The high response rates may have to do with the fact that respondents can answer the survey at their own pace. Because respondents more or less have all the time in the world, they can give comprehensive answers to the questions. They can be honest with their opinions as well since people are typically more comfortable expressing what they think and feel in writing.
With mail-in surveys, however, follow-up questions are not possible. That’s why your questionnaire design should be good from the get-go. If your questions were vague from the start, and you didn’t get the answers you needed, you’ll have just wasted your time and effort in administering the survey. You’ll have wasted the respondent’s time, too.
7. Kiosk surveys
The final and more niche option for gathering survey feedback is by using a kiosk survey. This is a survey on a computer screen located in physical locations such as offices, stores, lobbies, and hospitals. Kiosk survey research gathers instant feedback for a product or service.
Kiosk surveys are a good way to connect with local shoppers and residents. If you run a local business, it might be worth investing in this survey research method. It’s one way to get real-time feedback from your customers about their experience with your brand. You can then use the results of your survey to make the necessary adjustment to your strategies.
These types of surveys are becoming more and more popular at networking and business conferences. For example, a brand may set up a kiosk survey at their booth to gather reviews for their G2 or Capterra profiles.
It’s time to get some feedback
This article reviewed the seven types of survey research methods. The survey research methods range from online surveys to face-to-face interviews and mail-in surveys. Each of these research methods has its advantages and disadvantages.
Ultimately, the method you choose depends on your desired outcome and budget constraints.
Consider using a combination of survey methods for more accurate data, too. For instance, if you want to determine qualitative and quantitative data on customer satisfaction, the telephone interview will work well with an online survey. Just determine your goals and the resources you have at your disposal.

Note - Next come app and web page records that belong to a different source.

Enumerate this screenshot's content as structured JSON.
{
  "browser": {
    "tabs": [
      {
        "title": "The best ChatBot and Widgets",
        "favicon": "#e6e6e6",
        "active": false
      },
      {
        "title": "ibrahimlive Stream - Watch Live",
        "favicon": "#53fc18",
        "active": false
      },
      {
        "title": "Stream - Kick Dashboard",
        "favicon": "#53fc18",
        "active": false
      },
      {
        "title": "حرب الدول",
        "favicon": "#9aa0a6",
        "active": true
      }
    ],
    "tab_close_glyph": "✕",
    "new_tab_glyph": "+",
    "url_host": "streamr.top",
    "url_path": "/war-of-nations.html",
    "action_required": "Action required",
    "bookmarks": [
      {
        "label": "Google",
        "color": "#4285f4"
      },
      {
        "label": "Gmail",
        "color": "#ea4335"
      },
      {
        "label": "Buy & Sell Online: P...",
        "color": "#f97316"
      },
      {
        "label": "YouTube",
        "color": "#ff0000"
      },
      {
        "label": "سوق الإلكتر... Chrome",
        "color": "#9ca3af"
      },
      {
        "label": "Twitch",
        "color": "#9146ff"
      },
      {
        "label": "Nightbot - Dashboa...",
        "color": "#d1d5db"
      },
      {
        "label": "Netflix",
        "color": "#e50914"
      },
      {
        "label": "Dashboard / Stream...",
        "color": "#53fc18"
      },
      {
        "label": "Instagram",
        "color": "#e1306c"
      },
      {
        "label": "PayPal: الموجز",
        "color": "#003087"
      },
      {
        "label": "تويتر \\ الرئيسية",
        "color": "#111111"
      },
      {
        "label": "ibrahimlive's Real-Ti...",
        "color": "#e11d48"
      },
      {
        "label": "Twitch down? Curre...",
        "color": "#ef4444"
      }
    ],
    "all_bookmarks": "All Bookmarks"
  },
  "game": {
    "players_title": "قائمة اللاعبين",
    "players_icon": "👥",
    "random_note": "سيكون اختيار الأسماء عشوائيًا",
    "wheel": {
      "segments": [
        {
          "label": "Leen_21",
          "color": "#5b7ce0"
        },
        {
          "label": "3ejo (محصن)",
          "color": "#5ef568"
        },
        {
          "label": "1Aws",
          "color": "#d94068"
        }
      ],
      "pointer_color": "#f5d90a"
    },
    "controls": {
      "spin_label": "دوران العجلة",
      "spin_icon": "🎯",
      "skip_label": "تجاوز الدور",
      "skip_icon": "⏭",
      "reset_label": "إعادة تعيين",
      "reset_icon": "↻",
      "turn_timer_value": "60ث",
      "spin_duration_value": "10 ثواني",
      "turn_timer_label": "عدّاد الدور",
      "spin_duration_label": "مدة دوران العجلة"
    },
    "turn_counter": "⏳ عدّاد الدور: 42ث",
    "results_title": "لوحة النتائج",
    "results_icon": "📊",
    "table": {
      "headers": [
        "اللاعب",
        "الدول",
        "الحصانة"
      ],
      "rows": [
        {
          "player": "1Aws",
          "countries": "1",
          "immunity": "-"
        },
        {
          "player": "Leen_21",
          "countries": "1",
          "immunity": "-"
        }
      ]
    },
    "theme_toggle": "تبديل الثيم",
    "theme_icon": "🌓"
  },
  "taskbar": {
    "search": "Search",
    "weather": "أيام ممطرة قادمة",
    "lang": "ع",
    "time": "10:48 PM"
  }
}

Pick that perfect combination that will generate the data you need to inform your business decisions. Your company will then be well on its way to success.